Following disclosures by security researchers of vulnerabilities in the last update of Java released in January, Oracle has rushed out ahead of schedule another bundle of fixes for the programming language.
The latest update, originally scheduled for release on February 19, contains 50 security fixes for 49 flaws that were exploitable remotely without authorization. That means they can be used on a network without the knowledge of a username and password.
Oracle said it updated early because one of the vulnerabilities addressed in the update is already being exploited in the wild.
"Due to the threat posed by a successful attack, Oracle strongly recommends that customers apply CPU fixes as soon as possible," the company warned in an update advisory.
Oracle rushed out a security fix for Java in January after the Department of Homeland Security's Computer Emergency Readiness Team (US-CERT) recommended the software be disabled by all its users because of security concerns. Those concerns involved a Zero Day vulnerability being exploited by toolkits created by cybercriminals and used to steal sensitive information from computers.
Even after release of that fix, Java 7 update 11, the agency still recommended turning off Java unless using it was absolutely necessary.
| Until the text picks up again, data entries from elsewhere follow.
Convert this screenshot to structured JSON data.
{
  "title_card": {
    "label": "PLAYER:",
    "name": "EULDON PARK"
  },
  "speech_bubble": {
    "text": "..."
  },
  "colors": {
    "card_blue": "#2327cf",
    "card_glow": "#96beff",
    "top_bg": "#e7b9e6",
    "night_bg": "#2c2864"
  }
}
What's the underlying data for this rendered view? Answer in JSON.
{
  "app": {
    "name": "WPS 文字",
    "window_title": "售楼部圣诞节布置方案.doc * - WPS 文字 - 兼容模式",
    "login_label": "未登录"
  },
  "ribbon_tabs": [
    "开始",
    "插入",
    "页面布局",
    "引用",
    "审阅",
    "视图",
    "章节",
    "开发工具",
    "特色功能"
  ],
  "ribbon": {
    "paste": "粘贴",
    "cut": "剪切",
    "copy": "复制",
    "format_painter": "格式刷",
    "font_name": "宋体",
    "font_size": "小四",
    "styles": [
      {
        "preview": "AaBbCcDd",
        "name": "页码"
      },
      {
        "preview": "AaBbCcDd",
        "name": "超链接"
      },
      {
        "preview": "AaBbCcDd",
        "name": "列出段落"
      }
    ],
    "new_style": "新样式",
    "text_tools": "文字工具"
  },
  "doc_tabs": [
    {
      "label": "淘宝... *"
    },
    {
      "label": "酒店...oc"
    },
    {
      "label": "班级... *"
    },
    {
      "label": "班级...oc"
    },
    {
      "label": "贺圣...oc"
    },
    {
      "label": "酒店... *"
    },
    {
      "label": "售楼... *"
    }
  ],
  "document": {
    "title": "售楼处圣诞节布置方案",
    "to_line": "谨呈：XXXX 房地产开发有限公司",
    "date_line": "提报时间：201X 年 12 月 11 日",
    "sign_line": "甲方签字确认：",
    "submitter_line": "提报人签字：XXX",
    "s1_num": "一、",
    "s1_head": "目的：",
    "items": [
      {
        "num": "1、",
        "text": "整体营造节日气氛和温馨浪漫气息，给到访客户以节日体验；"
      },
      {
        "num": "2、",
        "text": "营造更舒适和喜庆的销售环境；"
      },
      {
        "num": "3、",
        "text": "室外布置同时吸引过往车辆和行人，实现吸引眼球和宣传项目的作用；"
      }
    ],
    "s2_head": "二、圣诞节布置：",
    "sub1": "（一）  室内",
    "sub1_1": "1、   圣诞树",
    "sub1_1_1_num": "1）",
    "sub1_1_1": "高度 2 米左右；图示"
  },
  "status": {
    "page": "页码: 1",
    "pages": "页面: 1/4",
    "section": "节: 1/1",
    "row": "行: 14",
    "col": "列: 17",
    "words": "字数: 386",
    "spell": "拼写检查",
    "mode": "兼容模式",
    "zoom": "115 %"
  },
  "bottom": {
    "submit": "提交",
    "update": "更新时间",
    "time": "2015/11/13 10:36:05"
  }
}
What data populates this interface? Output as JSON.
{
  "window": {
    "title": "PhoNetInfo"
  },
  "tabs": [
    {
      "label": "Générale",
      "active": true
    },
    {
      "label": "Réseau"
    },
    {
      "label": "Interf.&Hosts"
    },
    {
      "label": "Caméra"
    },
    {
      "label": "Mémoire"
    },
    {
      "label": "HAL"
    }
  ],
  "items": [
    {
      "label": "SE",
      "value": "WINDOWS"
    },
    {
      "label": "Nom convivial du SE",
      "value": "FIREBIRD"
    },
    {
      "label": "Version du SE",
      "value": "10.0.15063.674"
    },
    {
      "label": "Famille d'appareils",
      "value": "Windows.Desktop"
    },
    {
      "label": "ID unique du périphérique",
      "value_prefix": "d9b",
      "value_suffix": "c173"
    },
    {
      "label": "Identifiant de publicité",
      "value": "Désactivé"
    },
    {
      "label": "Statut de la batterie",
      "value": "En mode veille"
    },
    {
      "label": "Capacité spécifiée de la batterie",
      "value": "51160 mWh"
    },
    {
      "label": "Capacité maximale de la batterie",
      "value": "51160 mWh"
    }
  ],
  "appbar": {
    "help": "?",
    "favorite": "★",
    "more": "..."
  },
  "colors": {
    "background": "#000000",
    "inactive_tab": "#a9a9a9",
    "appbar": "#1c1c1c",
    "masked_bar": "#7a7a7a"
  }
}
It rapidly became apparent that the 7u11 fix had missed its mark. Just days after its release a hacker began peddling in the online black market a pair of new Java Zero Day vulnerabilities for $5000 each.
Other hackers, perhaps lacking the skills to find vulnerabilities, began to exploit the headlines about Java's woes by mounting phishing expeditions offering fake updates of Oracle's programming language. After installation by a user, the fake update installs a back door to a system that allows a hacker to control it.
Flaws found in update
Java's misfortunes continued when later in the month Security Explorations, a Polish security firm with a history of finding security flaws in Java, discovered new vulnerabilities in the 7u11 update that could be exploited to avoid the program's sandbox—a programming technique used to isolate the damage malicious code can do to a system.
"These problems will continue until Oracle fixes the sandbox," Bitdefender Senior E-Threat Analyst Bogdan Botezatu said in an interview.
Botezatu was critical of how much Oracle relied put on users to maintain security in the 7u11 update.
For example, the update sets, by default, the highest security level for Java. At that level, whenever an unsigned Java applet tries to run in a browser, a message pops up cautioning a user that the app may be dangerous and that the user should proceed at their own risk.
Typically, users ignore such warnings because they find them annoying. That's particularly true for children who play Java games on the Web—a fact, Botezatu points out, not lost on digital desperadoes. "I've seen lots of websites running Java malware on pages that have been optimized with keywords targeted at children," he said.
With the latest Java update, Oracle may be trying to change its luck with the program. It appears to have skipped update 12 in its numbering scheme and designated the latest bundle of fixes Java 7 update 13.